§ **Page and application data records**
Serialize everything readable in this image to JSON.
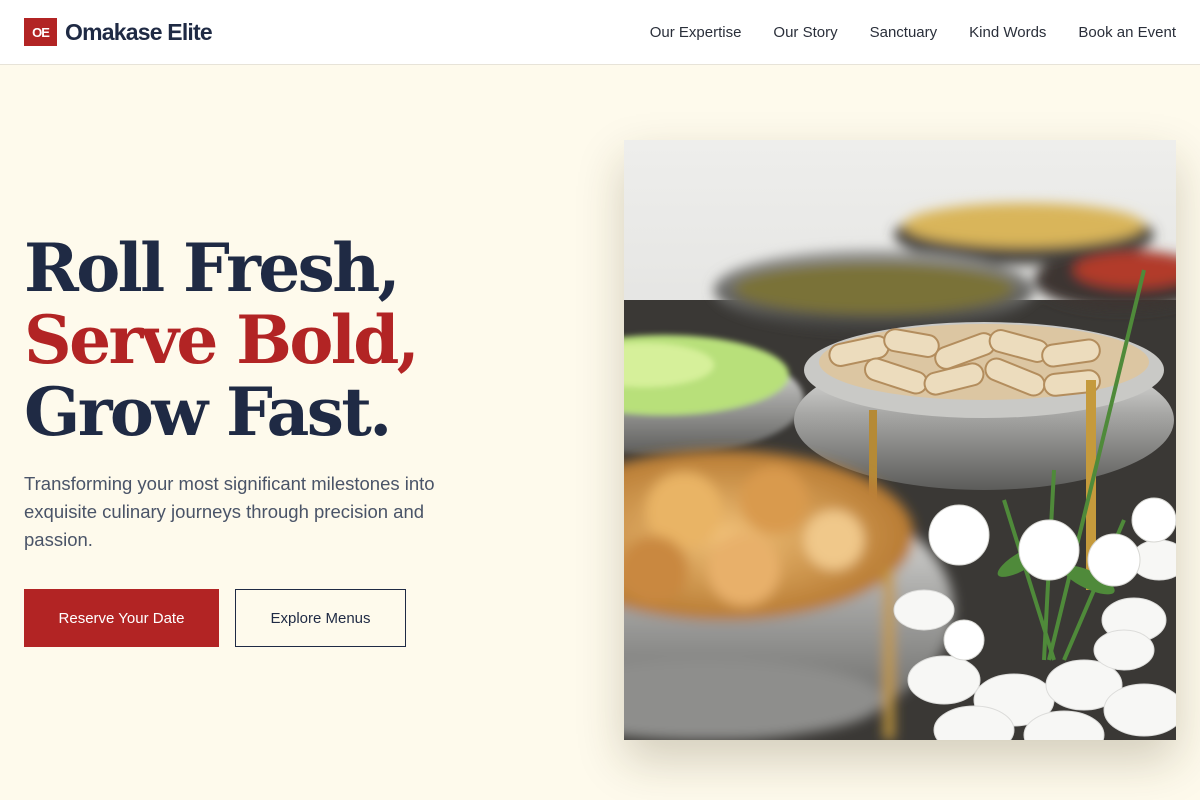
{
  "brand": {
    "badge": "OE",
    "name": "Omakase Elite"
  },
  "nav": {
    "items": [
      {
        "label": "Our Expertise"
      },
      {
        "label": "Our Story"
      },
      {
        "label": "Sanctuary"
      },
      {
        "label": "Kind Words"
      },
      {
        "label": "Book an Event"
      }
    ]
  },
  "hero": {
    "headline_line1": "Roll Fresh,",
    "headline_line2": "Serve Bold,",
    "headline_line3": "Grow Fast.",
    "subtitle": "Transforming your most significant milestones into exquisite culinary journeys through precision and passion.",
    "primary_cta": "Reserve Your Date",
    "secondary_cta": "Explore Menus"
  },
  "colors": {
    "brand_red": "#b22424",
    "navy": "#1f2a44",
    "cream_background": "#fefaec"
  }
}
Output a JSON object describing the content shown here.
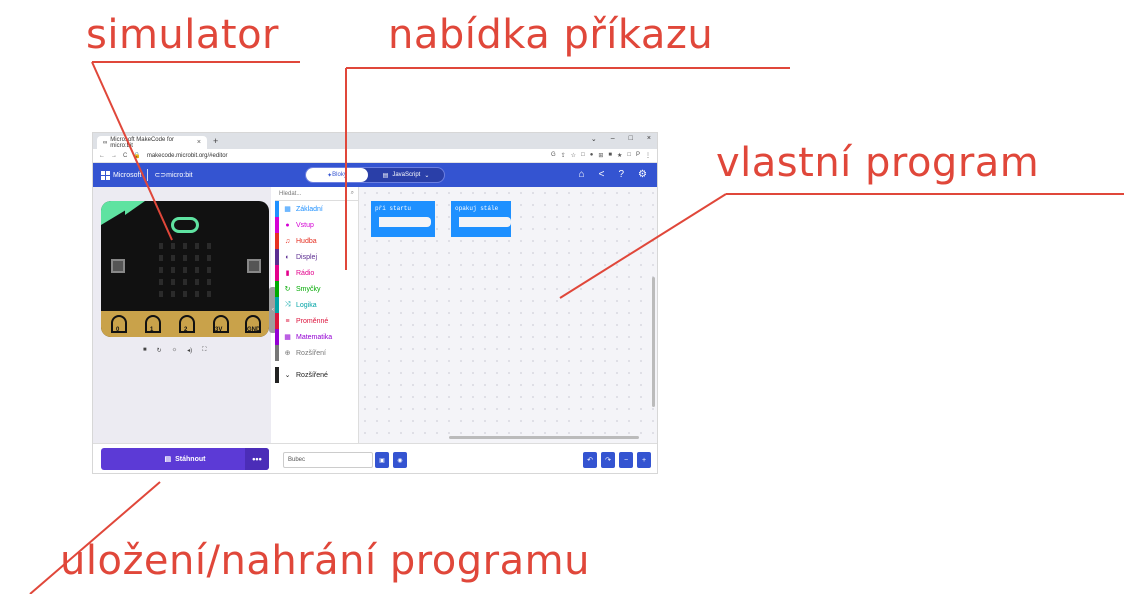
{
  "annotations": {
    "simulator": "simulator",
    "commands": "nabídka příkazu",
    "program": "vlastní program",
    "save": "uložení/nahrání programu"
  },
  "browser": {
    "tab_title": "Microsoft MakeCode for micro:bit",
    "tab_close": "×",
    "new_tab": "+",
    "window_controls": [
      "⌄",
      "–",
      "□",
      "×"
    ],
    "nav": [
      "←",
      "→",
      "C"
    ],
    "url": "makecode.microbit.org/#editor",
    "extension_icons": [
      "G",
      "⇪",
      "☆",
      "□",
      "●",
      "⊞",
      "■",
      "★",
      "□",
      "P",
      "⋮"
    ]
  },
  "makecode_header": {
    "brand": "Microsoft",
    "product": "micro:bit",
    "blocks_label": "Bloky",
    "javascript_label": "JavaScript",
    "icons": [
      "home-icon",
      "share-icon",
      "help-icon",
      "settings-icon"
    ]
  },
  "simulator": {
    "pin_labels": [
      "0",
      "1",
      "2",
      "3V",
      "GND"
    ],
    "controls": [
      "■",
      "↻",
      "☼",
      "◂)",
      "⛶"
    ]
  },
  "toolbox": {
    "search_placeholder": "Hledat...",
    "categories": [
      {
        "label": "Základní",
        "color": "#1e90ff",
        "icon": "▦"
      },
      {
        "label": "Vstup",
        "color": "#d400d4",
        "icon": "●"
      },
      {
        "label": "Hudba",
        "color": "#e63022",
        "icon": "♫"
      },
      {
        "label": "Displej",
        "color": "#5c2d91",
        "icon": "◐"
      },
      {
        "label": "Rádio",
        "color": "#e3008c",
        "icon": "▮"
      },
      {
        "label": "Smyčky",
        "color": "#00aa00",
        "icon": "↻"
      },
      {
        "label": "Logika",
        "color": "#00a4a6",
        "icon": "⤨"
      },
      {
        "label": "Proměnné",
        "color": "#dc143c",
        "icon": "≡"
      },
      {
        "label": "Matematika",
        "color": "#9400d3",
        "icon": "▦"
      },
      {
        "label": "Rozšíření",
        "color": "#777777",
        "icon": "⊕"
      },
      {
        "label": "Rozšířené",
        "color": "#222222",
        "icon": "⌄"
      }
    ]
  },
  "blocks": {
    "on_start": "při startu",
    "forever": "opakuj stále"
  },
  "bottom": {
    "download_label": "Stáhnout",
    "more": "•••",
    "project_name": "Bubec",
    "undo": "↶",
    "redo": "↷",
    "zoom_out": "−",
    "zoom_in": "+"
  }
}
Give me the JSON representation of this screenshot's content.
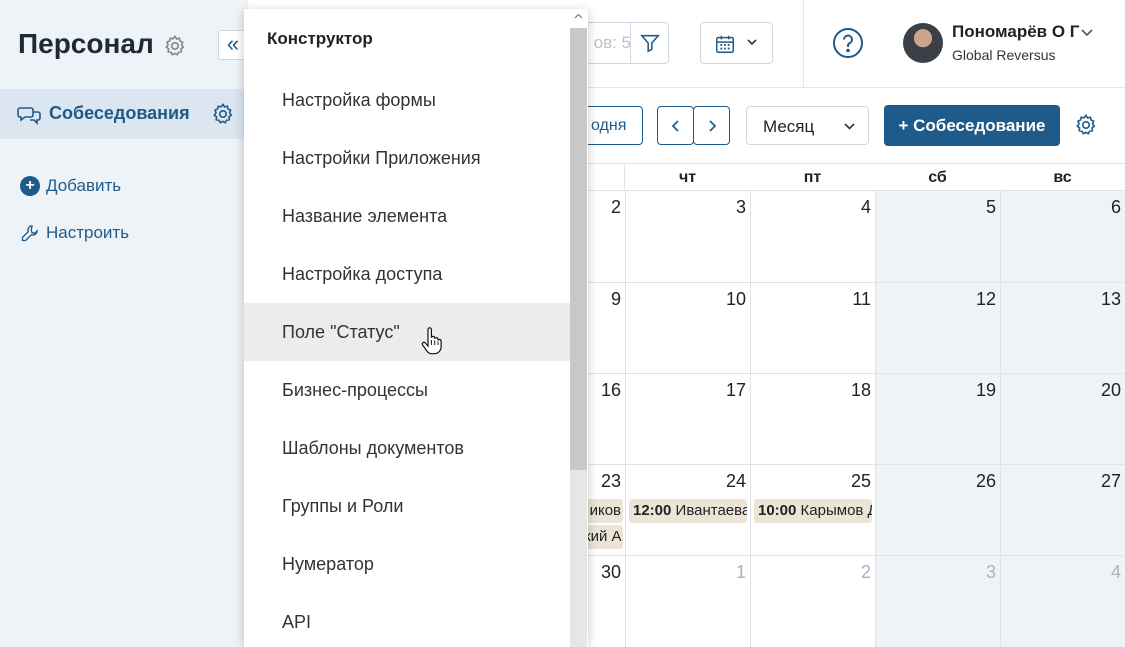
{
  "app": {
    "title": "Персонал"
  },
  "sidebar": {
    "collapse_glyph": "«",
    "nav_active": {
      "label": "Собеседования",
      "icon": "chat-bubbles-icon"
    },
    "links": [
      {
        "label": "Добавить",
        "icon": "plus-circle-icon"
      },
      {
        "label": "Настроить",
        "icon": "wrench-icon"
      }
    ]
  },
  "topbar": {
    "filter_text": "ов: 5",
    "help_icon": "question-circle-icon",
    "user": {
      "name": "Пономарёв О Г",
      "org": "Global Reversus"
    }
  },
  "toolbar": {
    "today_label": "одня",
    "view_select": "Месяц",
    "add_label": "+ Собеседование"
  },
  "calendar": {
    "day_headers": [
      "чт",
      "пт",
      "сб",
      "вс"
    ],
    "weeks": [
      [
        "2",
        "3",
        "4",
        "5",
        "6"
      ],
      [
        "9",
        "10",
        "11",
        "12",
        "13"
      ],
      [
        "16",
        "17",
        "18",
        "19",
        "20"
      ],
      [
        "23",
        "24",
        "25",
        "26",
        "27"
      ],
      [
        "30",
        "1",
        "2",
        "3",
        "4"
      ]
    ],
    "events": {
      "w3_c0_a": "иков",
      "w3_c0_b": "кий А",
      "w3_c1_time": "12:00",
      "w3_c1_name": "Ивантаева",
      "w3_c2_time": "10:00",
      "w3_c2_name": "Карымов Д"
    }
  },
  "menu": {
    "header": "Конструктор",
    "items": [
      "Настройка формы",
      "Настройки Приложения",
      "Название элемента",
      "Настройка доступа",
      "Поле \"Статус\"",
      "Бизнес-процессы",
      "Шаблоны документов",
      "Группы и Роли",
      "Нумератор",
      "API"
    ],
    "hovered_index": 4
  },
  "colors": {
    "accent": "#1e5b8a",
    "sidebar_bg": "#eef3f8",
    "event_bg": "#ece4d6",
    "weekend_bg": "#eef3f8"
  }
}
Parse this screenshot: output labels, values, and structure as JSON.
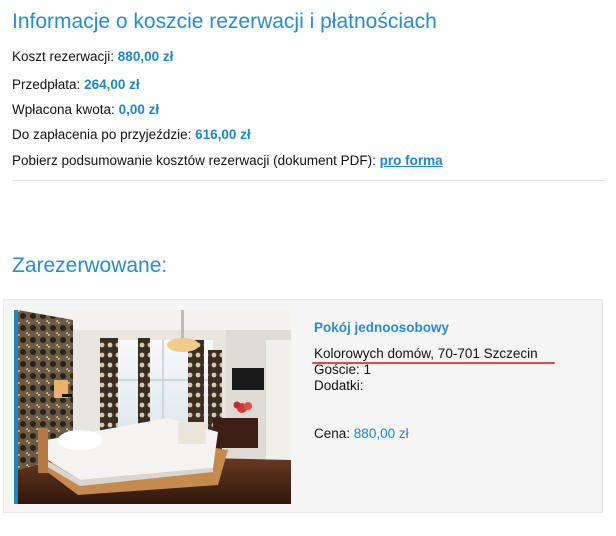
{
  "header": {
    "title": "Informacje o koszcie rezerwacji i płatnościach"
  },
  "costs": {
    "reservation_cost_label": "Koszt rezerwacji:",
    "reservation_cost_value": "880,00 zł",
    "prepayment_label": "Przedpłata:",
    "prepayment_value": "264,00 zł",
    "paid_amount_label": "Wpłacona kwota:",
    "paid_amount_value": "0,00 zł",
    "due_on_arrival_label": "Do zapłacenia po przyjeździe:",
    "due_on_arrival_value": "616,00 zł",
    "download_label": "Pobierz podsumowanie kosztów rezerwacji (dokument PDF):",
    "download_link": "pro forma"
  },
  "reserved": {
    "heading": "Zarezerwowane:",
    "room": {
      "title": "Pokój jednoosobowy",
      "address": "Kolorowych domów, 70-701 Szczecin",
      "guests": "Goście: 1",
      "extras": "Dodatki:",
      "price_label": "Cena:",
      "price_value": "880,00 zł"
    }
  },
  "colors": {
    "accent": "#2a8bc9",
    "value": "#1f85c9",
    "highlight_underline": "#e8473f"
  }
}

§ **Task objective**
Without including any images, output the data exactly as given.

§ **Answer below**
Serialize everything readable in this image to JSON.
{
  "brand": {
    "badge": "OE",
    "name": "Omakase Elite"
  },
  "nav": {
    "items": [
      {
        "label": "Our Expertise"
      },
      {
        "label": "Our Story"
      },
      {
        "label": "Sanctuary"
      },
      {
        "label": "Kind Words"
      },
      {
        "label": "Book an Event"
      }
    ]
  },
  "hero": {
    "headline_line1": "Roll Fresh,",
    "headline_line2": "Serve Bold,",
    "headline_line3": "Grow Fast.",
    "subtitle": "Transforming your most significant milestones into exquisite culinary journeys through precision and passion.",
    "primary_cta": "Reserve Your Date",
    "secondary_cta": "Explore Menus"
  },
  "colors": {
    "brand_red": "#b22424",
    "navy": "#1f2a44",
    "cream_background": "#fefaec"
  }
}
Output a JSON object describing the content shown here.
{
  "annotations": {
    "simulator": "simulator",
    "commands": "nabídka příkazu",
    "program": "vlastní program",
    "save": "uložení/nahrání programu"
  },
  "browser": {
    "tab_title": "Microsoft MakeCode for micro:bit",
    "tab_close": "×",
    "new_tab": "+",
    "window_controls": [
      "⌄",
      "–",
      "□",
      "×"
    ],
    "nav": [
      "←",
      "→",
      "C"
    ],
    "url": "makecode.microbit.org/#editor",
    "extension_icons": [
      "G",
      "⇪",
      "☆",
      "□",
      "●",
      "⊞",
      "■",
      "★",
      "□",
      "P",
      "⋮"
    ]
  },
  "makecode_header": {
    "brand": "Microsoft",
    "product": "micro:bit",
    "blocks_label": "Bloky",
    "javascript_label": "JavaScript",
    "icons": [
      "home-icon",
      "share-icon",
      "help-icon",
      "settings-icon"
    ]
  },
  "simulator": {
    "pin_labels": [
      "0",
      "1",
      "2",
      "3V",
      "GND"
    ],
    "controls": [
      "■",
      "↻",
      "☼",
      "◂)",
      "⛶"
    ]
  },
  "toolbox": {
    "search_placeholder": "Hledat...",
    "categories": [
      {
        "label": "Základní",
        "color": "#1e90ff",
        "icon": "▦"
      },
      {
        "label": "Vstup",
        "color": "#d400d4",
        "icon": "●"
      },
      {
        "label": "Hudba",
        "color": "#e63022",
        "icon": "♫"
      },
      {
        "label": "Displej",
        "color": "#5c2d91",
        "icon": "◐"
      },
      {
        "label": "Rádio",
        "color": "#e3008c",
        "icon": "▮"
      },
      {
        "label": "Smyčky",
        "color": "#00aa00",
        "icon": "↻"
      },
      {
        "label": "Logika",
        "color": "#00a4a6",
        "icon": "⤨"
      },
      {
        "label": "Proměnné",
        "color": "#dc143c",
        "icon": "≡"
      },
      {
        "label": "Matematika",
        "color": "#9400d3",
        "icon": "▦"
      },
      {
        "label": "Rozšíření",
        "color": "#777777",
        "icon": "⊕"
      },
      {
        "label": "Rozšířené",
        "color": "#222222",
        "icon": "⌄"
      }
    ]
  },
  "blocks": {
    "on_start": "při startu",
    "forever": "opakuj stále"
  },
  "bottom": {
    "download_label": "Stáhnout",
    "more": "•••",
    "project_name": "Bubec",
    "undo": "↶",
    "redo": "↷",
    "zoom_out": "−",
    "zoom_in": "+"
  }
}
Give me the JSON representation of this screenshot's content.
{
  "app": {
    "title": "Персонал"
  },
  "sidebar": {
    "collapse_glyph": "«",
    "nav_active": {
      "label": "Собеседования",
      "icon": "chat-bubbles-icon"
    },
    "links": [
      {
        "label": "Добавить",
        "icon": "plus-circle-icon"
      },
      {
        "label": "Настроить",
        "icon": "wrench-icon"
      }
    ]
  },
  "topbar": {
    "filter_text": "ов: 5",
    "help_icon": "question-circle-icon",
    "user": {
      "name": "Пономарёв О Г",
      "org": "Global Reversus"
    }
  },
  "toolbar": {
    "today_label": "одня",
    "view_select": "Месяц",
    "add_label": "+ Собеседование"
  },
  "calendar": {
    "day_headers": [
      "чт",
      "пт",
      "сб",
      "вс"
    ],
    "weeks": [
      [
        "2",
        "3",
        "4",
        "5",
        "6"
      ],
      [
        "9",
        "10",
        "11",
        "12",
        "13"
      ],
      [
        "16",
        "17",
        "18",
        "19",
        "20"
      ],
      [
        "23",
        "24",
        "25",
        "26",
        "27"
      ],
      [
        "30",
        "1",
        "2",
        "3",
        "4"
      ]
    ],
    "events": {
      "w3_c0_a": "иков",
      "w3_c0_b": "кий А",
      "w3_c1_time": "12:00",
      "w3_c1_name": "Ивантаева",
      "w3_c2_time": "10:00",
      "w3_c2_name": "Карымов Д"
    }
  },
  "menu": {
    "header": "Конструктор",
    "items": [
      "Настройка формы",
      "Настройки Приложения",
      "Название элемента",
      "Настройка доступа",
      "Поле \"Статус\"",
      "Бизнес-процессы",
      "Шаблоны документов",
      "Группы и Роли",
      "Нумератор",
      "API"
    ],
    "hovered_index": 4
  },
  "colors": {
    "accent": "#1e5b8a",
    "sidebar_bg": "#eef3f8",
    "event_bg": "#ece4d6",
    "weekend_bg": "#eef3f8"
  }
}
Parse this screenshot: output labels, values, and structure as JSON.
{
  "header": {
    "title": "Informacje o koszcie rezerwacji i płatnościach"
  },
  "costs": {
    "reservation_cost_label": "Koszt rezerwacji:",
    "reservation_cost_value": "880,00 zł",
    "prepayment_label": "Przedpłata:",
    "prepayment_value": "264,00 zł",
    "paid_amount_label": "Wpłacona kwota:",
    "paid_amount_value": "0,00 zł",
    "due_on_arrival_label": "Do zapłacenia po przyjeździe:",
    "due_on_arrival_value": "616,00 zł",
    "download_label": "Pobierz podsumowanie kosztów rezerwacji (dokument PDF):",
    "download_link": "pro forma"
  },
  "reserved": {
    "heading": "Zarezerwowane:",
    "room": {
      "title": "Pokój jednoosobowy",
      "address": "Kolorowych domów, 70-701 Szczecin",
      "guests": "Goście: 1",
      "extras": "Dodatki:",
      "price_label": "Cena:",
      "price_value": "880,00 zł"
    }
  },
  "colors": {
    "accent": "#2a8bc9",
    "value": "#1f85c9",
    "highlight_underline": "#e8473f"
  }
}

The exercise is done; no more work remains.